What you have to do → Give back a single figure: the number of lines in the entries below that contain "resistencia".

Records from a dataset
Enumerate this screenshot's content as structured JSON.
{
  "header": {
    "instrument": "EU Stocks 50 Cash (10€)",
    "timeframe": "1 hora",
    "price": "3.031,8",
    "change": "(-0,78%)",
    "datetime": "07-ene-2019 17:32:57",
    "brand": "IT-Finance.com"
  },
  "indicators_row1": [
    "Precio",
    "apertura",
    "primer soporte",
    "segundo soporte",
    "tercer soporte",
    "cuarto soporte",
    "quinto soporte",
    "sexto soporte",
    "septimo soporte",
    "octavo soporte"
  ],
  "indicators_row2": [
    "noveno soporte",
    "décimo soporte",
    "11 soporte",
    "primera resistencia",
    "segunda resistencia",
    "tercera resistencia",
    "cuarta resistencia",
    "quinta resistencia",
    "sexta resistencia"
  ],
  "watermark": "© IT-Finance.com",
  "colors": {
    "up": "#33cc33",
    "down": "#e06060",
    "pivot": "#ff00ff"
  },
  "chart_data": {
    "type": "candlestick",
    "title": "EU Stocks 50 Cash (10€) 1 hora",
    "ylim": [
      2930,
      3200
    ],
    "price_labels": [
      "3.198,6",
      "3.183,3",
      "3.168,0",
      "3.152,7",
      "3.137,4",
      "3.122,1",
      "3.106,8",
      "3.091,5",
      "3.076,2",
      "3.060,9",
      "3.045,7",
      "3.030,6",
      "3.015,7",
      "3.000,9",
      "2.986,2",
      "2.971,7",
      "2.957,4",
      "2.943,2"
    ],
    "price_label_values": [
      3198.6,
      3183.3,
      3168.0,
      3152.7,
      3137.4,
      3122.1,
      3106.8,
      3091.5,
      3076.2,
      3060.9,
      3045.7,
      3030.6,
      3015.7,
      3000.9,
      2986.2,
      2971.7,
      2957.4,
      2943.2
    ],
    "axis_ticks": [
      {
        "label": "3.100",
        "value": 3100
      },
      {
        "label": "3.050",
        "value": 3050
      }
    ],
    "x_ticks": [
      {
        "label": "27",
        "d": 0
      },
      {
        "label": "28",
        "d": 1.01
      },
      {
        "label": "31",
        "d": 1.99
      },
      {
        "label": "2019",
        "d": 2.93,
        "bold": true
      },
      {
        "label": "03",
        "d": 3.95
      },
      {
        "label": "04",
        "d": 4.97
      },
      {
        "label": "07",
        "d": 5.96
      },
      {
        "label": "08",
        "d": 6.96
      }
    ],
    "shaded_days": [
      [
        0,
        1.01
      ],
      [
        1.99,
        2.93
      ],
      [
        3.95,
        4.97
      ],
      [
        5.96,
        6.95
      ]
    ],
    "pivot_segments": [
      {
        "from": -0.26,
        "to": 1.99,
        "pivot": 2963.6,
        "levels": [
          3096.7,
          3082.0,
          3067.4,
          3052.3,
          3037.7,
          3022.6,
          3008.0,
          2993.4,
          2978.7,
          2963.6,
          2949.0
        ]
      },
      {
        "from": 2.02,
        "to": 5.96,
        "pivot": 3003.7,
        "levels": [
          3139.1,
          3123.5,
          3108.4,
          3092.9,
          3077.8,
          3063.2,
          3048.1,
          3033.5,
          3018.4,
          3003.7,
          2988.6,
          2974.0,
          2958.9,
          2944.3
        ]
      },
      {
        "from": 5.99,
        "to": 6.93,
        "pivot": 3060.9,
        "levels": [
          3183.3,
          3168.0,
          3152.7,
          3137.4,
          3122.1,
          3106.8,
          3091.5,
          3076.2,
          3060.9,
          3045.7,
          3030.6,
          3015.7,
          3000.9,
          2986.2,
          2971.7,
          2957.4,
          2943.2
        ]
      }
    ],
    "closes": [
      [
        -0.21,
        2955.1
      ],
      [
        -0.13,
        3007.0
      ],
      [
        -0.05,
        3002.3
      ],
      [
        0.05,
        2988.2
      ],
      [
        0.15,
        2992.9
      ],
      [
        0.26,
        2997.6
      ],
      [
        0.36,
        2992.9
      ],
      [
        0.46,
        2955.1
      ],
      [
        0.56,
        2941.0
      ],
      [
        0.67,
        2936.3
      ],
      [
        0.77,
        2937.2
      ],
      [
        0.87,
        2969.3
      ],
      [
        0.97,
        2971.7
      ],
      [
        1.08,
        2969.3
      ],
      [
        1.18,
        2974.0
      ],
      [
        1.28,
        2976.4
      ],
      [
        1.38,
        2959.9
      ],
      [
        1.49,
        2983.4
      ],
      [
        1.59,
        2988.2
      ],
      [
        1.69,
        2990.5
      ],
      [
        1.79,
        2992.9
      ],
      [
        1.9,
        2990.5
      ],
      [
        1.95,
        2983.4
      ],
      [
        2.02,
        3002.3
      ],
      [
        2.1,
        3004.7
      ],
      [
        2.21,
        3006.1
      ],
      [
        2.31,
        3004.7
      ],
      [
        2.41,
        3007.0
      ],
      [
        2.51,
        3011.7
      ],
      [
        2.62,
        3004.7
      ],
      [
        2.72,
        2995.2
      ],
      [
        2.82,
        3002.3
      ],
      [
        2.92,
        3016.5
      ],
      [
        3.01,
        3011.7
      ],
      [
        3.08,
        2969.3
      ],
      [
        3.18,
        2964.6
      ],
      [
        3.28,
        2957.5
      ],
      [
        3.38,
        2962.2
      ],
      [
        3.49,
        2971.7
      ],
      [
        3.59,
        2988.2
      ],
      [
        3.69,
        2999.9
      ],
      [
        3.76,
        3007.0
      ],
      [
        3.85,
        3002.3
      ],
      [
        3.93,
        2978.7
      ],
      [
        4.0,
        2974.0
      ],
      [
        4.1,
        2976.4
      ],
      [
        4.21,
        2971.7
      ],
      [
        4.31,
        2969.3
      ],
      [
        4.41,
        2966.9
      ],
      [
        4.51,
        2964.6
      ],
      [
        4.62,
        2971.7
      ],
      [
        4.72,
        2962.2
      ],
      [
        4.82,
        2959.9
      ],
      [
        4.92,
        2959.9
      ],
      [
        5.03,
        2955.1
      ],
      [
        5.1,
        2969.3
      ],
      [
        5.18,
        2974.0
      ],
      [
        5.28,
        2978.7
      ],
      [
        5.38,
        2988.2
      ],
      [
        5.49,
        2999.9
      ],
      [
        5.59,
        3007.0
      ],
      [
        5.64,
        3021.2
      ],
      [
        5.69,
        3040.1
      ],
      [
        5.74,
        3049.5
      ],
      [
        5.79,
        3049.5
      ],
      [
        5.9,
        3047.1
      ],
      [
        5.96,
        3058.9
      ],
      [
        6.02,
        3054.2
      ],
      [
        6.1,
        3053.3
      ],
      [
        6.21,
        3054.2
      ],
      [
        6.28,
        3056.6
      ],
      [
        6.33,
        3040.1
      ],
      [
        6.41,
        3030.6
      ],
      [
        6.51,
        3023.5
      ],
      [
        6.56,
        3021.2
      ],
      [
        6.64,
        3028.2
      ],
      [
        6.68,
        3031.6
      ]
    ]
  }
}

Written answer → 6